DATASET EXCERPTS Block Start
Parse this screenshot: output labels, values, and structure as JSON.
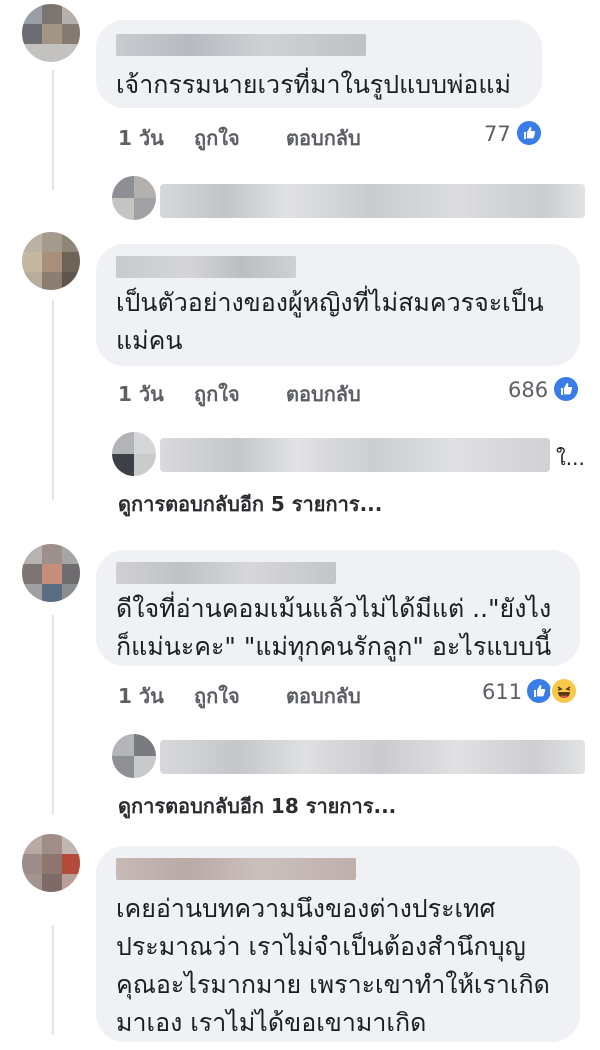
{
  "comments": [
    {
      "text": "เจ้ากรรมนายเวรที่มาในรูปแบบพ่อแม่",
      "time": "1 วัน",
      "like": "ถูกใจ",
      "reply": "ตอบกลับ",
      "reaction_count": "77"
    },
    {
      "text": "เป็นตัวอย่างของผู้หญิงที่ไม่สมควรจะเป็น\nแม่คน",
      "time": "1 วัน",
      "like": "ถูกใจ",
      "reply": "ตอบกลับ",
      "reaction_count": "686",
      "reply_preview_suffix": "ใ...",
      "more_replies": "ดูการตอบกลับอีก 5 รายการ..."
    },
    {
      "text": "ดีใจที่อ่านคอมเม้นแล้วไม่ได้มีแต่ ..\"ยังไง\nก็แม่นะคะ\" \"แม่ทุกคนรักลูก\"  อะไรแบบนี้",
      "time": "1 วัน",
      "like": "ถูกใจ",
      "reply": "ตอบกลับ",
      "reaction_count": "611",
      "more_replies": "ดูการตอบกลับอีก 18 รายการ..."
    },
    {
      "text": "เคยอ่านบทความนึงของต่างประเทศ\nประมาณว่า เราไม่จำเป็นต้องสำนึกบุญ\nคุณอะไรมากมาย เพราะเขาทำให้เราเกิด\nมาเอง เราไม่ได้ขอเขามาเกิด"
    }
  ],
  "icons": {
    "like": "thumbs-up-icon",
    "haha": "laughing-face-icon"
  },
  "colors": {
    "bubble": "#eff1f4",
    "like_blue": "#3b7de8",
    "meta_text": "#5c5f64"
  }
}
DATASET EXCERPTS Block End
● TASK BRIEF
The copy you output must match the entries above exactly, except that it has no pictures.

● SOLUTION
Parse this screenshot: output labels, values, and structure as JSON.
{
  "comments": [
    {
      "text": "เจ้ากรรมนายเวรที่มาในรูปแบบพ่อแม่",
      "time": "1 วัน",
      "like": "ถูกใจ",
      "reply": "ตอบกลับ",
      "reaction_count": "77"
    },
    {
      "text": "เป็นตัวอย่างของผู้หญิงที่ไม่สมควรจะเป็น\nแม่คน",
      "time": "1 วัน",
      "like": "ถูกใจ",
      "reply": "ตอบกลับ",
      "reaction_count": "686",
      "reply_preview_suffix": "ใ...",
      "more_replies": "ดูการตอบกลับอีก 5 รายการ..."
    },
    {
      "text": "ดีใจที่อ่านคอมเม้นแล้วไม่ได้มีแต่ ..\"ยังไง\nก็แม่นะคะ\" \"แม่ทุกคนรักลูก\"  อะไรแบบนี้",
      "time": "1 วัน",
      "like": "ถูกใจ",
      "reply": "ตอบกลับ",
      "reaction_count": "611",
      "more_replies": "ดูการตอบกลับอีก 18 รายการ..."
    },
    {
      "text": "เคยอ่านบทความนึงของต่างประเทศ\nประมาณว่า เราไม่จำเป็นต้องสำนึกบุญ\nคุณอะไรมากมาย เพราะเขาทำให้เราเกิด\nมาเอง เราไม่ได้ขอเขามาเกิด"
    }
  ],
  "icons": {
    "like": "thumbs-up-icon",
    "haha": "laughing-face-icon"
  },
  "colors": {
    "bubble": "#eff1f4",
    "like_blue": "#3b7de8",
    "meta_text": "#5c5f64"
  }
}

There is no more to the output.